In For The Long Haul: Why People Are Still Watching "Law & Order: SVU" and "Grey's Anatomy"!
Television shows are a funny thing. We watch them, we love them, we hate them, we obsess over them, and we spend an absurd amount of time doing so. Rarely, however, do we spend ten or more precious years of our life hopelessly devoted to one specific show. The storylines grow old, the plot thins out, we lose interest – whatever the case may be, shows just don’t last that long.
But what about the ones that do? With the fall TV lineup and schedule out, it’s important to pay close attention to the veterans leading the pack. One of the biggest players is NBC’s “Law and Order: Special Victims Unit”, which has been renewed for a 19th season. That’s right, 19. This number might be scary to those of you with commitment issues, and rightfully so. At approximately 22 episodes a season, the finale of this past season leaves the crime drama with a total of 410 episodes! Because most TV shows barely make it to 100, this is a huge deal. Another leading vet is ABC’s “Grey’s Anatomy”. Similar to that of “SVU,” fans of “Grey’s Anatomy” have been watching Meredith Grey power through crazy medical cases on the small screen for quite some time -- 13 going on 14 years, to be exact!
Why are we still watching shows with 300 or more episodes? Perhaps it’s the excitement that comes with a new storyline each week. “SVU” and “Grey’s” both work with a case-of-the-week structure. This means that, each week, audiences are introduced to what is essentially a new story, despite the recurring characters and relationships that are intertwined within an entire season or more. With these new stories, boredom isn’t an issue. One week, I’m watching to see if the doctors can get a teenage boy out of hardened concrete; the next I’m watching a woman get a 70-pound tumor removed. Fans can tune in each week to a new show -- something that isn’t repetitive, something that creates tension and excitement. This provides a huge opportunity for the creators of these shows to dive off into the deep end and take risks, and more opportunity for us, as an audience, to be genuinely interested. The doctors doing surgery while singing a The Fray song in the “Grey’s” musical episode is a prime example of their ability and willingness to take chances -- chances that just might make a show work for the long haul.

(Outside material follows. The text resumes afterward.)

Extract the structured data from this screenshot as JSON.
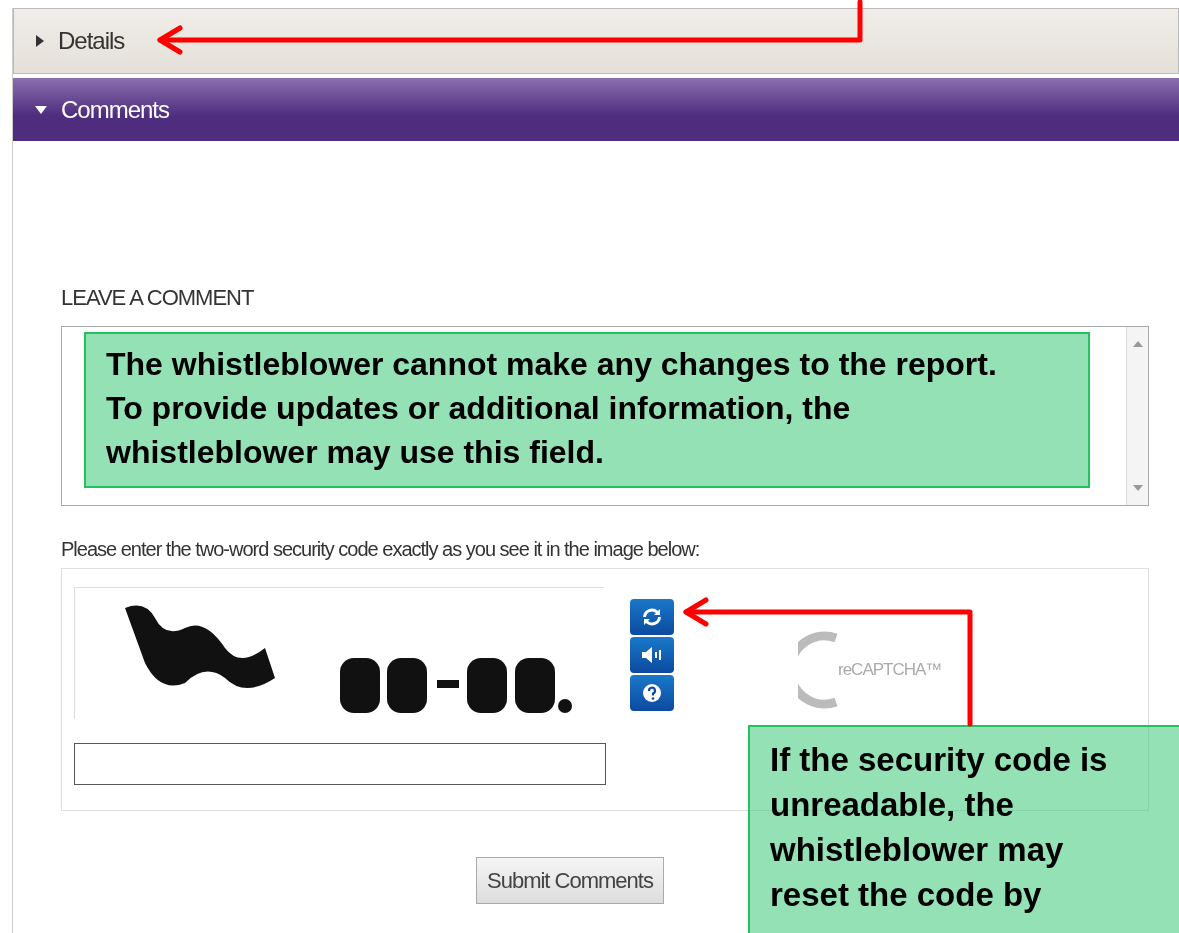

But, because we need more than just good structure to keep us entertained in this day and age, these shows must be valuable in a more personal way.
Sitting down to watch a new episode of “SVU” excites me. That all-too-common authoritative voice echoes “in the criminally based justice system…”, the “Law and Order” logo flashes in the middle of the screen, and the famous sound of the gavel calling a court to order indicates the show is about to start. I eagerly anticipate what will happen next, what the case will be, and how Detective Olivia Benson (Mariska Hargitay) will save the day. When I first started watching the show, I longed to see the relationship between Benson and Stabler (Christopher Meloni) grow into something more. These days, I rejoice and often try to emulate Olivia’s independence and drive. That’s what we need and that’s what we get from these TV shows. We watch TV to be entertained for 30 minutes or an hour. We sit, we watch, we listen. Not much effort goes into doing it, but if you can really get something out of it, it’s magical.
“Law and Order: Special Victims Unit” and “Grey’s Anatomy” alike create this magic. At first, you’re sitting there trying to figure out who committed the crime or if this week’s patient is going to make it out of surgery. Then, without you really noticing it, you look beyond the sometimes bizarre and outlandish circumstances portrayed on your TV screen and really focus on the characters, how they operate, how they manage friendships and relationships. You start to slowly put yourself in their shoes, slip into the character, and feel passionately about what they’re doing. Suddenly, you’re 11, 14, 17, 19 seasons in and you’re still hanging on to every second. As they grow and change (oh, how they’ve changed! R.I.P. McDreamy), so do we. That is so pivotal to the success of these incredibly long-lasting shows. They have something that can be grasped and characters so genuine that make us want to be more like them. If this type of ingenuity and realistic characters and relationships continue next season, these shows may never end, and that would be A-OK with me!
(Image via TNYF/WENN)
- Kayla Miracle, YH Contributing Writer